**Exercise aim:** Check each line of the entries below for the word "Principled", then report how many have it, with no other words.

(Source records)
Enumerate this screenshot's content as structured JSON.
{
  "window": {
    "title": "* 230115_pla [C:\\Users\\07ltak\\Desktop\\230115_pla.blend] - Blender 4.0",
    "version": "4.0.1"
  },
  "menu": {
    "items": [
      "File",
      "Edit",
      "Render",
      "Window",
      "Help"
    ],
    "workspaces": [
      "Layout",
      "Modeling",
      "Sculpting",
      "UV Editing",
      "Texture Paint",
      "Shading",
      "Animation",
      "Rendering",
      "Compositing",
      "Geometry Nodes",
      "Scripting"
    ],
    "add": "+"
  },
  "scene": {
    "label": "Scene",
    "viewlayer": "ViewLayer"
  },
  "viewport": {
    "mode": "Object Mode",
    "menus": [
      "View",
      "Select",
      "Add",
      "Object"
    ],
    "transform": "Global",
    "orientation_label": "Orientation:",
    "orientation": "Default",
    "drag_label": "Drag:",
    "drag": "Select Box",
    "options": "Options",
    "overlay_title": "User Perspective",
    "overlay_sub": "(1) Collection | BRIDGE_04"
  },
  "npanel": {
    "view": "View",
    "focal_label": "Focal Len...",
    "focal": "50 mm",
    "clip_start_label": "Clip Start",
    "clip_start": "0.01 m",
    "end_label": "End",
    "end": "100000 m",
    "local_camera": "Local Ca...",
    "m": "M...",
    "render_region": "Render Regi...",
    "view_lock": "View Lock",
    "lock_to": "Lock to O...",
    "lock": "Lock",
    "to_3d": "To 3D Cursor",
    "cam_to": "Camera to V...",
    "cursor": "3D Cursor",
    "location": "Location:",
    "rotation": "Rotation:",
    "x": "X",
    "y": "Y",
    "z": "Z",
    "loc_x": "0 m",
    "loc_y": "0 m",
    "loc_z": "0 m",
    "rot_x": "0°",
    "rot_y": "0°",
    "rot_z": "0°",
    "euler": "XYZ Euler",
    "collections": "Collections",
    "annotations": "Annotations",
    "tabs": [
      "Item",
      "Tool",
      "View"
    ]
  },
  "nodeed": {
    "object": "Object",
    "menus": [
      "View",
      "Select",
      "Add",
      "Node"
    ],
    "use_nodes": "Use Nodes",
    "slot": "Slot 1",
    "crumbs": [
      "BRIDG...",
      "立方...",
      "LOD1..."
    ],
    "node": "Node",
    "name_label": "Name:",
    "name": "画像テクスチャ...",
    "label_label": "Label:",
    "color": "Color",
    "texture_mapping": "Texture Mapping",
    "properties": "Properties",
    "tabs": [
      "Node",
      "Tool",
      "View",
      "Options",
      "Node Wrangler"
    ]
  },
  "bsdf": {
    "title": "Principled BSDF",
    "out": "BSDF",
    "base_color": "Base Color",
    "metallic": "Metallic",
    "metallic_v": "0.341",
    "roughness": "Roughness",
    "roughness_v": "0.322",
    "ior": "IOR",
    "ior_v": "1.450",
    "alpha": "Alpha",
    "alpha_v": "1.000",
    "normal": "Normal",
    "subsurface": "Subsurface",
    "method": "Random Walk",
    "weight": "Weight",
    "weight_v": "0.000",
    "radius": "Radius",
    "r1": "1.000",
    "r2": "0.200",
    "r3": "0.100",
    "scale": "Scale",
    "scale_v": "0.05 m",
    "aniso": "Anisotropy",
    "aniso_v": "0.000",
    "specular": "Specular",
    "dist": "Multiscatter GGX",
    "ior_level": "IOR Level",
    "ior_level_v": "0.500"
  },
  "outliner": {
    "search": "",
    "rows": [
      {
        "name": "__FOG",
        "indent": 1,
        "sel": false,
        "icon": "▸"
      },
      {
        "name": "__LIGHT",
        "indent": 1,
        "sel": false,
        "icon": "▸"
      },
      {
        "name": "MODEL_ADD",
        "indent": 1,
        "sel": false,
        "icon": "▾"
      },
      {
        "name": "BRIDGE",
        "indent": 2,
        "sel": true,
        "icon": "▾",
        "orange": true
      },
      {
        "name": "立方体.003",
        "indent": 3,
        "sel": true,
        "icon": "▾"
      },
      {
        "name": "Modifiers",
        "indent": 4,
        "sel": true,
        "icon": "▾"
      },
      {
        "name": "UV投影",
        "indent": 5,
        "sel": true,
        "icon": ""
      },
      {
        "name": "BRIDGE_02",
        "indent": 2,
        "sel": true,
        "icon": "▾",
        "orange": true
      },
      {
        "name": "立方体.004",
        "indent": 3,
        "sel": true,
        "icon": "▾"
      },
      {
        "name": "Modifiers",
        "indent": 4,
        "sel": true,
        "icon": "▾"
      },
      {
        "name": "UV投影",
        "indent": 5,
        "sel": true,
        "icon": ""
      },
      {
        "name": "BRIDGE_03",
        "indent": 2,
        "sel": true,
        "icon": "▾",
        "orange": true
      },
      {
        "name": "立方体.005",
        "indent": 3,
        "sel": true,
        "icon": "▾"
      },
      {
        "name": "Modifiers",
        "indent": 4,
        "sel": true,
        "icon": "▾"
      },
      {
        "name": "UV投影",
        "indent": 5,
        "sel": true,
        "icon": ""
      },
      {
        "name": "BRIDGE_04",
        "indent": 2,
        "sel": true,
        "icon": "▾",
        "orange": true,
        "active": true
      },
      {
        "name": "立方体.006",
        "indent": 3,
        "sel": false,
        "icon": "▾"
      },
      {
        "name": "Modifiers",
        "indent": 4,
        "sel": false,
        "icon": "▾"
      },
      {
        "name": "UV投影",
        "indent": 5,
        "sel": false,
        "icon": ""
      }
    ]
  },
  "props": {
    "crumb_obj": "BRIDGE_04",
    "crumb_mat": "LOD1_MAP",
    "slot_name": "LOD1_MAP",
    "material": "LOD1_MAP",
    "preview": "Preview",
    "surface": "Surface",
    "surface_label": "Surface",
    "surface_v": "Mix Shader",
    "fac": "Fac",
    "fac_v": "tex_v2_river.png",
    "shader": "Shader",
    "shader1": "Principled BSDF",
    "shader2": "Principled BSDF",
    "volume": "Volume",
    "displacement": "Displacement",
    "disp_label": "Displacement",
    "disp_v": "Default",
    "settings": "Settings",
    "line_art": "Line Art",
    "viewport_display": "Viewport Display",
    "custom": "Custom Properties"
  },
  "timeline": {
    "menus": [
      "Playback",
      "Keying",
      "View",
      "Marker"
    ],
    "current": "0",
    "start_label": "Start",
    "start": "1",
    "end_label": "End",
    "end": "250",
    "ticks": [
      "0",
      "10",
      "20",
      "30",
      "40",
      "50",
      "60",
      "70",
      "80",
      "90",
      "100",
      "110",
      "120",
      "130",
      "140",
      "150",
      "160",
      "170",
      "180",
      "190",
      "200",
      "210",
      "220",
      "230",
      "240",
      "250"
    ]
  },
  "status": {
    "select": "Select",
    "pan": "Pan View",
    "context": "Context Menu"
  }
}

**Answer to this task:** 3